> WHAT THE EXERCISE ASKS
Leave the pictures out and restate every line below exactly.

> RECORDS SUPPLIED
• • •

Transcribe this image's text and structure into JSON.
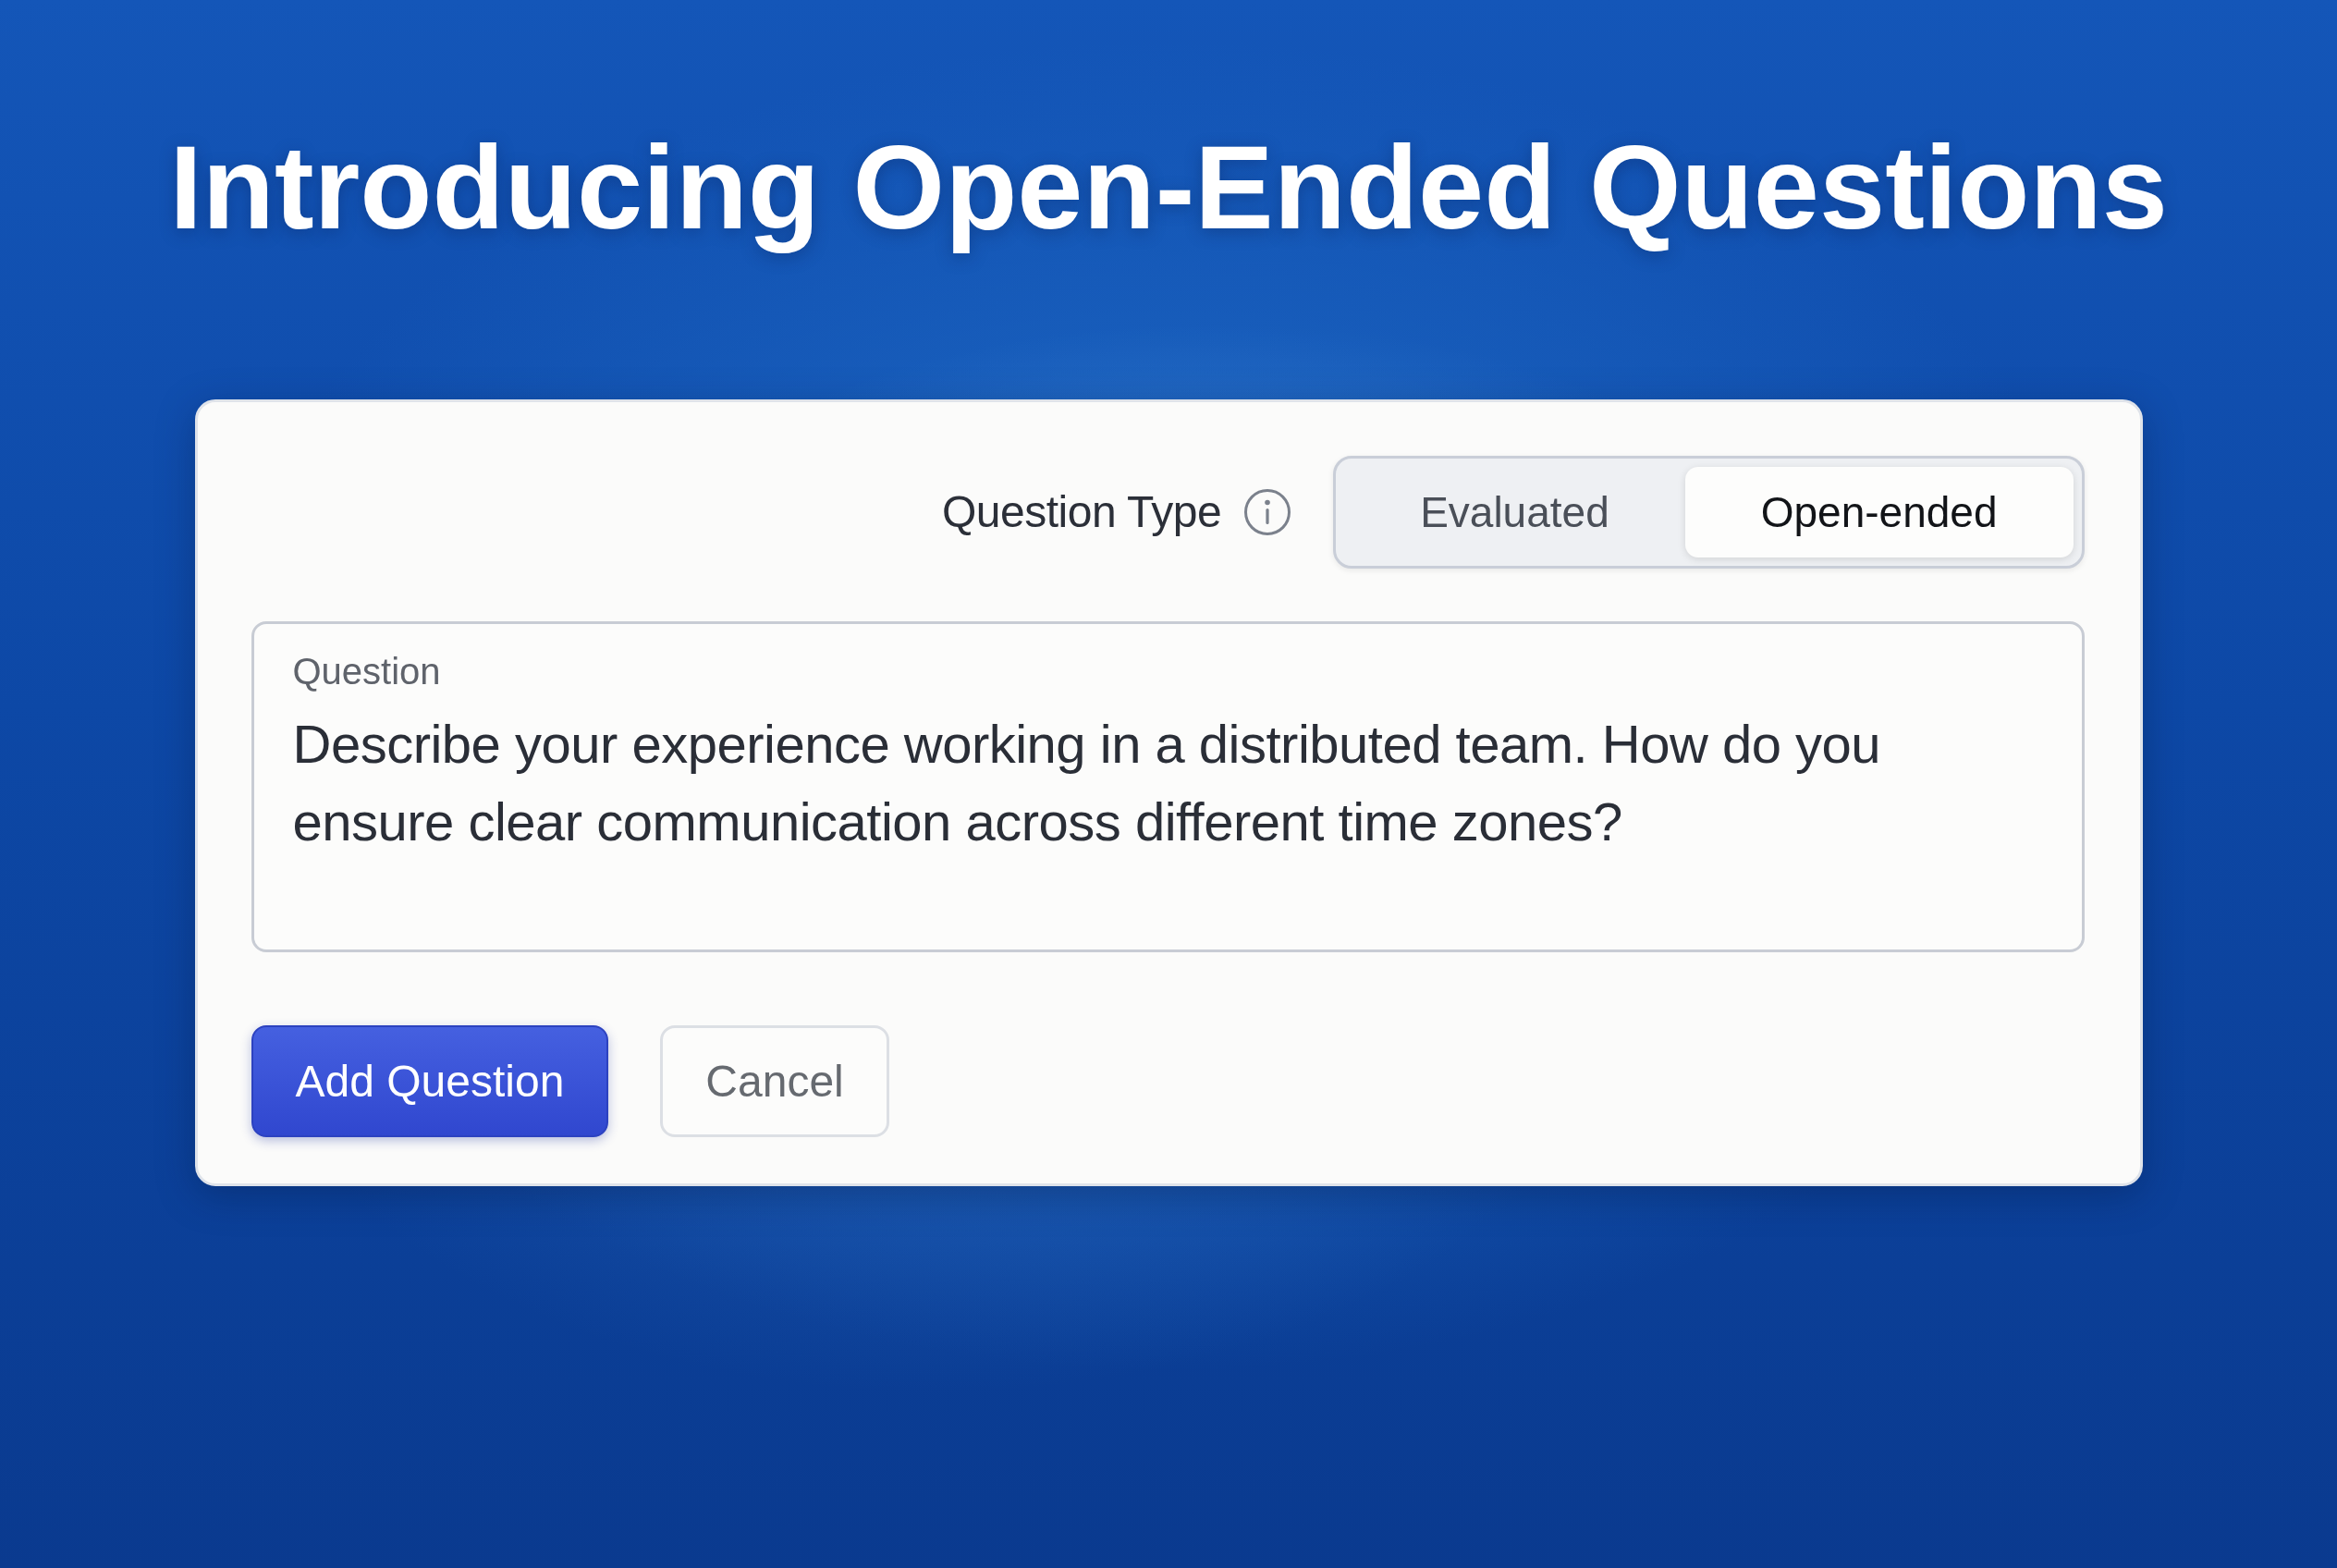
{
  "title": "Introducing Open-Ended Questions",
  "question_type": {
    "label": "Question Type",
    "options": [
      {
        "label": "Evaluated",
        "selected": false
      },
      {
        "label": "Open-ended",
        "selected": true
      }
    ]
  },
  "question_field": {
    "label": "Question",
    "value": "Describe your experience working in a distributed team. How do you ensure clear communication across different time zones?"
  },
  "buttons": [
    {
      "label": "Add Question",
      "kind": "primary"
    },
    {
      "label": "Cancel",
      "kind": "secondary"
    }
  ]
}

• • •

> YOUR RESPONSE
Transcribe this image's text and structure into JSON.
{
  "title": "Introducing Open-Ended Questions",
  "question_type": {
    "label": "Question Type",
    "options": [
      {
        "label": "Evaluated",
        "selected": false
      },
      {
        "label": "Open-ended",
        "selected": true
      }
    ]
  },
  "question_field": {
    "label": "Question",
    "value": "Describe your experience working in a distributed team. How do you ensure clear communication across different time zones?"
  },
  "buttons": [
    {
      "label": "Add Question",
      "kind": "primary"
    },
    {
      "label": "Cancel",
      "kind": "secondary"
    }
  ]
}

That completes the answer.